• WHAT THE EXERCISE ASKS: How many lines of the data contain the string "nightwatch"? Write the number and nothing more.

[[ EXTRACTED DATA, beginning ]]

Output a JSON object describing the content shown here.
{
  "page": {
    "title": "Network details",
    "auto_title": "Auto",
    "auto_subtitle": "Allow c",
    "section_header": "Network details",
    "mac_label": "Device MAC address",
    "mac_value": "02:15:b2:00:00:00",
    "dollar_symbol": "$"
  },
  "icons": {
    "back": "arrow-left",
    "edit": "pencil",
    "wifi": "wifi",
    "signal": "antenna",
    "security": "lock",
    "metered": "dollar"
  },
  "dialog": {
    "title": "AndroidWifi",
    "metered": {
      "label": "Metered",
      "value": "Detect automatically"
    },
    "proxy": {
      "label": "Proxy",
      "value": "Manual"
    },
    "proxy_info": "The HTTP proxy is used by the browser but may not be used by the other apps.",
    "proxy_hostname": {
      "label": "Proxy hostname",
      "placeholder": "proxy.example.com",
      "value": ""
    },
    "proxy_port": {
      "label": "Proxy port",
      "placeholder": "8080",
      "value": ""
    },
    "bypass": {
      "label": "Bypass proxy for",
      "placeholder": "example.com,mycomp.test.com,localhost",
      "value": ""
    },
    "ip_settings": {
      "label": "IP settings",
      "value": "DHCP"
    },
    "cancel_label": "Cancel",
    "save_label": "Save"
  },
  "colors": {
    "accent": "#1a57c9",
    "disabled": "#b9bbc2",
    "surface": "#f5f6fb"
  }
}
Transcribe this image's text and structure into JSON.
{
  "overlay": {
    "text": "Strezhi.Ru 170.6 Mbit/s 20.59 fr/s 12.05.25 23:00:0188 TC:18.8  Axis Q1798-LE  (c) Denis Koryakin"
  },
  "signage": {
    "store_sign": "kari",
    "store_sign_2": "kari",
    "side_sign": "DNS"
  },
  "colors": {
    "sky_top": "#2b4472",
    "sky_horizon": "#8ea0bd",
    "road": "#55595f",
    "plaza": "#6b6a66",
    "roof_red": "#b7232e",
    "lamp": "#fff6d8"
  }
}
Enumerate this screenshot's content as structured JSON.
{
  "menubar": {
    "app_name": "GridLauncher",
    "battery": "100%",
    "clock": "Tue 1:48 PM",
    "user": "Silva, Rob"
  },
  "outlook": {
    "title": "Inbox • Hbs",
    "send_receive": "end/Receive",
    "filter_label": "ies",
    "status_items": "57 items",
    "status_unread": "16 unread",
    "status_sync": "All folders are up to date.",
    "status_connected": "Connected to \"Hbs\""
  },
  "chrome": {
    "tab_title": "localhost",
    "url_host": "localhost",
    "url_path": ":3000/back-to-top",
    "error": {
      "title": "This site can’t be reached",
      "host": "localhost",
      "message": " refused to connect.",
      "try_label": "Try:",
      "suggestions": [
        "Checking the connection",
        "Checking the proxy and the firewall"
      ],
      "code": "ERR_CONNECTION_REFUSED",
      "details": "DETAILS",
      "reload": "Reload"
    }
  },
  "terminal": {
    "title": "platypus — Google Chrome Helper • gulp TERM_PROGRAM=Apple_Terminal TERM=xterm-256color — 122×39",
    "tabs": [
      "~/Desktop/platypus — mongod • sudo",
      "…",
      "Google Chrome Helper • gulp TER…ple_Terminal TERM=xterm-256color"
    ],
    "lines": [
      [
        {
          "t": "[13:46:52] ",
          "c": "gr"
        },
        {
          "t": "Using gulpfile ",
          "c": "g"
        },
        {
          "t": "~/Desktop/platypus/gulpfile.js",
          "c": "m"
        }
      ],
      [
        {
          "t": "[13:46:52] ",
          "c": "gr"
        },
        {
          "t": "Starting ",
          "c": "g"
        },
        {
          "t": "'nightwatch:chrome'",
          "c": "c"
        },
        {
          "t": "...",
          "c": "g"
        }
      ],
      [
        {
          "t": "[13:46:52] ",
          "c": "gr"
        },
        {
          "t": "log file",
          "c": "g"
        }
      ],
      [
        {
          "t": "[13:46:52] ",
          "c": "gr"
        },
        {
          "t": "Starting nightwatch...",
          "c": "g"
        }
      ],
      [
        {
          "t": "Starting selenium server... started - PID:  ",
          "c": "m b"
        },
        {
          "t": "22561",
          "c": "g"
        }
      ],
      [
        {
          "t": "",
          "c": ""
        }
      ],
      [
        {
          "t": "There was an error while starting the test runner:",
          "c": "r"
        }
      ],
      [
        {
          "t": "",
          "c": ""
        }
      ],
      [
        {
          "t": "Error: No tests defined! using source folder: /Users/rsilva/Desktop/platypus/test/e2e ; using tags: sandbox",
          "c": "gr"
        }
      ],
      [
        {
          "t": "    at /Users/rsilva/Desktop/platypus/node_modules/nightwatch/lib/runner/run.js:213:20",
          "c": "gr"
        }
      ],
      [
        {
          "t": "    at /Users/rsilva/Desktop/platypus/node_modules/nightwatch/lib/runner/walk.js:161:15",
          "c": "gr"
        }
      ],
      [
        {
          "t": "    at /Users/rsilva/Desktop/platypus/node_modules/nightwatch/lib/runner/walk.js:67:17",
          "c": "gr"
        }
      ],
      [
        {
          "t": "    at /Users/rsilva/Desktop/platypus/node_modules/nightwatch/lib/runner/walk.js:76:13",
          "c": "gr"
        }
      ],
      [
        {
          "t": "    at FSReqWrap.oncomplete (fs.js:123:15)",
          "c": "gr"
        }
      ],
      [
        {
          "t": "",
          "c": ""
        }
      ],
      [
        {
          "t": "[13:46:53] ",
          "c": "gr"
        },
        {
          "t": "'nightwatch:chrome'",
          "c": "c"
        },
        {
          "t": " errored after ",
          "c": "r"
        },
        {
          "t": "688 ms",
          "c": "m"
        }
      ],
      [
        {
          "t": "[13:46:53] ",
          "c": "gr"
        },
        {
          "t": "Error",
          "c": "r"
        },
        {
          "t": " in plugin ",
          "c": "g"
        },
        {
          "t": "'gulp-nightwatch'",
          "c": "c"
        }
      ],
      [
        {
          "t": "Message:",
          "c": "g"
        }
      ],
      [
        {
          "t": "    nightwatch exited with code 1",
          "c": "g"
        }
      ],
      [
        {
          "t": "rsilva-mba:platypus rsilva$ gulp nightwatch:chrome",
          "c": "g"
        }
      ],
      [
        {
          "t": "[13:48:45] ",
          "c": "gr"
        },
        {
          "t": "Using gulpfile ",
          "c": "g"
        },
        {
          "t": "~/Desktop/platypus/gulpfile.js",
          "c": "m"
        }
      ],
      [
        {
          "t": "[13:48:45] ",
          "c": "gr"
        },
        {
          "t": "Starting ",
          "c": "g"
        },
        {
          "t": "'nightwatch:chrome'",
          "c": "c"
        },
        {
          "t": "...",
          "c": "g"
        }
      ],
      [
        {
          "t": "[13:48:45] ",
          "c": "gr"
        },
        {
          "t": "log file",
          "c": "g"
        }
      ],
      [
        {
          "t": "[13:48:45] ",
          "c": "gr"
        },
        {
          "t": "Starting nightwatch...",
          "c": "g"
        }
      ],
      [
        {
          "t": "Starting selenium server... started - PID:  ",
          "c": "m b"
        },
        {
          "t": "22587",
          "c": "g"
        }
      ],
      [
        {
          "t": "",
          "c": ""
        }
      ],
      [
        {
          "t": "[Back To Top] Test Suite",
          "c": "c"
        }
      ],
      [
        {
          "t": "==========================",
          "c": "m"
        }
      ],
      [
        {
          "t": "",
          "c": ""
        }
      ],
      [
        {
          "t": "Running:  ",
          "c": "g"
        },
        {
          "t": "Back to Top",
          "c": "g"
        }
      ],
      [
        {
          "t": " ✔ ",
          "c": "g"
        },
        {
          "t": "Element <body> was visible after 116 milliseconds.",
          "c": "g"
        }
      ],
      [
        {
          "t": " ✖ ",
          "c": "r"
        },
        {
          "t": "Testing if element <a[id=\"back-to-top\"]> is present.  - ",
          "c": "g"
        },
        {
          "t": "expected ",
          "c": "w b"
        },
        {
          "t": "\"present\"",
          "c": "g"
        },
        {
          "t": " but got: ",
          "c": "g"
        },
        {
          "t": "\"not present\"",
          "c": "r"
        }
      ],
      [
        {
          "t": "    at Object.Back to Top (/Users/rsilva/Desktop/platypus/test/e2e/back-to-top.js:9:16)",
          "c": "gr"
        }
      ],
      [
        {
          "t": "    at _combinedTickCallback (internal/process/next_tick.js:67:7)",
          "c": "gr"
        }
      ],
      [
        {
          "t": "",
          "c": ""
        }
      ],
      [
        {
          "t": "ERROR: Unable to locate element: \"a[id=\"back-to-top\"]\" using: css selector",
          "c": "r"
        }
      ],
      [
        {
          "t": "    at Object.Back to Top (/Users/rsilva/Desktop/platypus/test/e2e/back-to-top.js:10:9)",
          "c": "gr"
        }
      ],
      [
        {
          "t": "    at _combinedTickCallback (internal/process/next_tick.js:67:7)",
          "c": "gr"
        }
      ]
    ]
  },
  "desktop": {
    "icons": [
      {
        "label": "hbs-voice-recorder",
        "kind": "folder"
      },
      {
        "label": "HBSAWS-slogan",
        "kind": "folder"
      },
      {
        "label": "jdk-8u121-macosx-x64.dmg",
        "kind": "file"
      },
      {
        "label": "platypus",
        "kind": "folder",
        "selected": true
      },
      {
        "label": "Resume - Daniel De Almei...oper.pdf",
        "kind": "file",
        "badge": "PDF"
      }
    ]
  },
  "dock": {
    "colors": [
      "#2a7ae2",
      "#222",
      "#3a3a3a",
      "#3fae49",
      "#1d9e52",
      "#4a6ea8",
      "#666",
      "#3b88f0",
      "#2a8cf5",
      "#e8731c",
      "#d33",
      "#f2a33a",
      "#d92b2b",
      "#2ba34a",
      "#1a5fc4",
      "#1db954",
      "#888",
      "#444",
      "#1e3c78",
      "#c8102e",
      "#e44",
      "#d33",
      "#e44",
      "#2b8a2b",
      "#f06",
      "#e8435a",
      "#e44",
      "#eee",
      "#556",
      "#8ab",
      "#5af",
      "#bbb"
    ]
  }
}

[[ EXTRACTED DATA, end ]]

• YOUR SOLUTION: 12